“With regards to the young people, for instance, a forgiveness of college loan interest, was a big gift,” he said. “Free contraceptives were very big with young college-aged women. And then, finally, Obamacare also made a difference for them, because as you know, anybody now 26 years of age and younger was now going to be part of their parents’ plan, and that was a big gift to young people. They turned out in large numbers, a larger share in this election even than in 2008.”
It's the same divisive language we saw throughout his campaign — striving to delegitimize and dehumanize people of color, while simultaneously attacking crucial government programs.More »
On her Sunday show, Melissa Harris-Perry took up the issue of the WalMart Black Friday strikes for several segments. In this clip, she breaks down the great disparity that seems to be at the center of Walmart's economic practices. These practices have won the Walton family the #6, #7, #8 and #9 slots on the Forbes Top 100 list, but left their workers with substandard pay and working conditions.
MHP puts it into perspective: "The Walton family's wealth is nearly equal to that of the bottom half of all Americans combined."

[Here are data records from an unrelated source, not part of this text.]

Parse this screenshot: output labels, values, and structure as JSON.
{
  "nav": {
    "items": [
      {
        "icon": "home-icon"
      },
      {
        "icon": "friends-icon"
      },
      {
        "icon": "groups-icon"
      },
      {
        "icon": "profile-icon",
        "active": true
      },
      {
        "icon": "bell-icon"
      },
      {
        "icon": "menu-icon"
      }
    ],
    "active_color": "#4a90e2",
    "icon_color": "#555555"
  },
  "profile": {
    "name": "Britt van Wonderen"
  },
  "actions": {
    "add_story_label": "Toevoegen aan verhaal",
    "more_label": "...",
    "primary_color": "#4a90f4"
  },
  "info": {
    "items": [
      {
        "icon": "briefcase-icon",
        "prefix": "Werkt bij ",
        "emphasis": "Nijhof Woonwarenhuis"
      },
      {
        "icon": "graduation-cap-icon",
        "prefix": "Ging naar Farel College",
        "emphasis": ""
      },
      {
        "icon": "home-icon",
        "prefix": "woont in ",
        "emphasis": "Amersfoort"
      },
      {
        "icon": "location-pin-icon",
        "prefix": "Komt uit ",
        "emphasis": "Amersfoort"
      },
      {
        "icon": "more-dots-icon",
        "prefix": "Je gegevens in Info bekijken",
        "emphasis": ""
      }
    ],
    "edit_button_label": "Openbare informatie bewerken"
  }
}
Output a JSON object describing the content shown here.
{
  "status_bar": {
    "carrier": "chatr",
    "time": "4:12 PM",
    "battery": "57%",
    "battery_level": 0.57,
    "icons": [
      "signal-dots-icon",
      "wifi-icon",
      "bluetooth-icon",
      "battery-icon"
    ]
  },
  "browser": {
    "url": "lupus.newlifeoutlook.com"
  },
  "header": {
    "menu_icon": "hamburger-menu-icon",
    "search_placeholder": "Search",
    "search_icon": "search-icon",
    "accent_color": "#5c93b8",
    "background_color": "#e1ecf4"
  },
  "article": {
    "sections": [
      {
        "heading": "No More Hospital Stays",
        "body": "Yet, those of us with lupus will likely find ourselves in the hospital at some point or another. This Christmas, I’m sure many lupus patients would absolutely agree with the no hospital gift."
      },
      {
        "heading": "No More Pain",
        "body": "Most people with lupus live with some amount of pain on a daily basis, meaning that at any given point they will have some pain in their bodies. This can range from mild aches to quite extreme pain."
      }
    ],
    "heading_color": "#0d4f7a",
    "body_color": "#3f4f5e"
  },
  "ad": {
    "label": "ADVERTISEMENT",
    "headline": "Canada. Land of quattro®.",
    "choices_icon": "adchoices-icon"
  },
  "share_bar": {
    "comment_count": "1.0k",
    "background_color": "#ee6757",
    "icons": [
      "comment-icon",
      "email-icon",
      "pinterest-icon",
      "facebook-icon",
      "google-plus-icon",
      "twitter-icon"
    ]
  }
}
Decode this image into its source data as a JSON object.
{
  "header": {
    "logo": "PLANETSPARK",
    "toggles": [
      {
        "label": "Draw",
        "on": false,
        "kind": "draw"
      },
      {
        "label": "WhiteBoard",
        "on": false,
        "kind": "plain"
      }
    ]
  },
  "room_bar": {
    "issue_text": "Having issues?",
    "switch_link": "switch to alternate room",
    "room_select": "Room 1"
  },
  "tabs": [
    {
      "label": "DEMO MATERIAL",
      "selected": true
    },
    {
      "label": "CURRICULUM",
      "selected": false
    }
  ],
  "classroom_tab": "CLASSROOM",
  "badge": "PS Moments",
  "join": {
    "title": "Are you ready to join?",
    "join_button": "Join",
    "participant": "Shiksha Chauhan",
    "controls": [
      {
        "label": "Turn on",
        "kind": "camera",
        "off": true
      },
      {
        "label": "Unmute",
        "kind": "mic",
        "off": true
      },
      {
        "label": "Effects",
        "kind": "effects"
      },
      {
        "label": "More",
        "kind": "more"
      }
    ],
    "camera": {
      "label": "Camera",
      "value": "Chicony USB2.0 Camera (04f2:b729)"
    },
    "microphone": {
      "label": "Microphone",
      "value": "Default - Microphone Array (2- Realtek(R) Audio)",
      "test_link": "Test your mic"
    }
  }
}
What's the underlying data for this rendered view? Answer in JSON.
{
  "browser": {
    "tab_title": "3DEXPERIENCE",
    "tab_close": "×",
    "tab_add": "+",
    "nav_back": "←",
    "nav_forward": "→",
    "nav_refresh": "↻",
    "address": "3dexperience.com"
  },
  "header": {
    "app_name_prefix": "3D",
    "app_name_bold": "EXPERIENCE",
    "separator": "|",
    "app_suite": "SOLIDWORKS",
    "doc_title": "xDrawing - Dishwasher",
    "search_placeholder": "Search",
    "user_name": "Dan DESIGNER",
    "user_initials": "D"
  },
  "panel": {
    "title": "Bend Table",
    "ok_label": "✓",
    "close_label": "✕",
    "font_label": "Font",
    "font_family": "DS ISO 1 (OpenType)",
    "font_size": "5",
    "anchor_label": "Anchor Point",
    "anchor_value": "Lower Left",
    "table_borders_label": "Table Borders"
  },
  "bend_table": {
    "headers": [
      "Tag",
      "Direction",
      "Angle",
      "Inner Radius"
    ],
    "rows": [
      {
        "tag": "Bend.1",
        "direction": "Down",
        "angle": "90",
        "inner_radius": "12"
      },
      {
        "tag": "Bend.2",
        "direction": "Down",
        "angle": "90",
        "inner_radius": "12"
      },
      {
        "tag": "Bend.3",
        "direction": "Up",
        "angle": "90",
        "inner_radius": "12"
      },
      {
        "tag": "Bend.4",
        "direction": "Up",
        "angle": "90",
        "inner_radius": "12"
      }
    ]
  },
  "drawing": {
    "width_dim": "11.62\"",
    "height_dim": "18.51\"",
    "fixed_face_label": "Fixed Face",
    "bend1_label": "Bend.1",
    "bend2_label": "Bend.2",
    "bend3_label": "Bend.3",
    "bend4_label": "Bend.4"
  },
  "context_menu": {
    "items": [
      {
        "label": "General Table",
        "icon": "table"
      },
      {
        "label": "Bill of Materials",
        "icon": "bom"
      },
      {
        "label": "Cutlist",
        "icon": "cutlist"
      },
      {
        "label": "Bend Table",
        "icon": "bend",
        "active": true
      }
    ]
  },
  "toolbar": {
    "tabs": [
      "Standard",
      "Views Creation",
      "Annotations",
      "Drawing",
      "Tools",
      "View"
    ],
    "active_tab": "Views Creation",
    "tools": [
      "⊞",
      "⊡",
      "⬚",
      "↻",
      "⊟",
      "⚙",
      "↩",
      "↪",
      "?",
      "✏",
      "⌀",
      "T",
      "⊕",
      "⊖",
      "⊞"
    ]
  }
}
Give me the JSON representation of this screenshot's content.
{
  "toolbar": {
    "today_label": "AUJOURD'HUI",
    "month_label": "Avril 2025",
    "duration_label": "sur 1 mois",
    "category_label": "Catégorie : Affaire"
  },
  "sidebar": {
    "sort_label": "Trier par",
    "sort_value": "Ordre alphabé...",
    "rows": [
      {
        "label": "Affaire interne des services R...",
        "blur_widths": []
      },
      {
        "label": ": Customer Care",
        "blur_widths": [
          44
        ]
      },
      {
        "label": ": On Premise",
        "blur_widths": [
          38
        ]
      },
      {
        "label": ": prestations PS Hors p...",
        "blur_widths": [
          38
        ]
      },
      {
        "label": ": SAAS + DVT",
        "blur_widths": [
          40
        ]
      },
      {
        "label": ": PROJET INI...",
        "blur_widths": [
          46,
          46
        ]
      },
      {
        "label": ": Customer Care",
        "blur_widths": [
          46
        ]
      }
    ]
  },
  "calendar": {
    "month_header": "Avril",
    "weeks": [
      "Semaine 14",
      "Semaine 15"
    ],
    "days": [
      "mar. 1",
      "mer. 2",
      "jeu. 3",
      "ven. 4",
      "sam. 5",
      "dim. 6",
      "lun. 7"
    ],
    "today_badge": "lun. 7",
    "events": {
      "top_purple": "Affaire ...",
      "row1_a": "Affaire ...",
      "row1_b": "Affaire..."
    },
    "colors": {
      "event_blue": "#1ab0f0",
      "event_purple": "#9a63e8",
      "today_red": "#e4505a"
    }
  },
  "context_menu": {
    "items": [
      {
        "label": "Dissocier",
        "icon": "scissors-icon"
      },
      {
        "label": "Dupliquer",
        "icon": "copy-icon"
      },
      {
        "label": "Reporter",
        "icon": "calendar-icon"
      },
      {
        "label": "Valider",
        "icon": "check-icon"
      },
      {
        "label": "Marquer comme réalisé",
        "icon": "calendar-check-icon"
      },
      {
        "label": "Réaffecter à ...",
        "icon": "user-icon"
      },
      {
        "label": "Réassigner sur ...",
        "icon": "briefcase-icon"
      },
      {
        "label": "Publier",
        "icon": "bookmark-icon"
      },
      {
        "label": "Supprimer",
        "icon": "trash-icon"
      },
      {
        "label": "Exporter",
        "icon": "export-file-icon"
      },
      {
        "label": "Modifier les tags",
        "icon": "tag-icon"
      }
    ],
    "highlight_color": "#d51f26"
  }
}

ColorOfChange joins WalMart workers in their fight for dignified employment. Listen to MHP and her panel discuss how this growing movement could dramatically change the lives of workers everywhere.More »
Will Ohio Secretary of State, Jon Husted, ever hault his campaign to disenfranchise the most vulnerable among us?
This time he set out to illegally invalidate provisional ballots filed with applications containing poll worker errors. That's right: poll worker errors. Even after a U.S. District Court issued a strong ruling blocking Husted's last minute voter suppression directive, the highly conservative Sixth Circuit Court of Appeals determined that Husted’s appeal of that order was likely to succeed.
As a result, Husted's directive went into effect discounting thousands of ballots in the interim.More »
Just a few weeks after Walmart workers across the country walked off the job on Black Friday, ColorOfChange Executive Director Rashad Robinson wrote in The Root about how Walmart must start treating workers fairly if the company wants to avoid becoming a modern-day Scrooge:
"At the end of A Christmas Carol, Scrooge learns the importance of treating people well, and if Wal-Mart ever hopes to be embraced as a good company, it needs to learn the same lesson. Wal-Mart can start by ensuring that their own employees work reasonable hours, have adequate health care and can support their families. That's why it's so important that Wal-Mart's board meets with workers and listens to their stories, their concerns and their needs. That is where everyday people, through raised voices and consumer advocacy, can have a real impact. Because until we do, the one thing you won't find in Wal-Mart's aisles is justice for workers."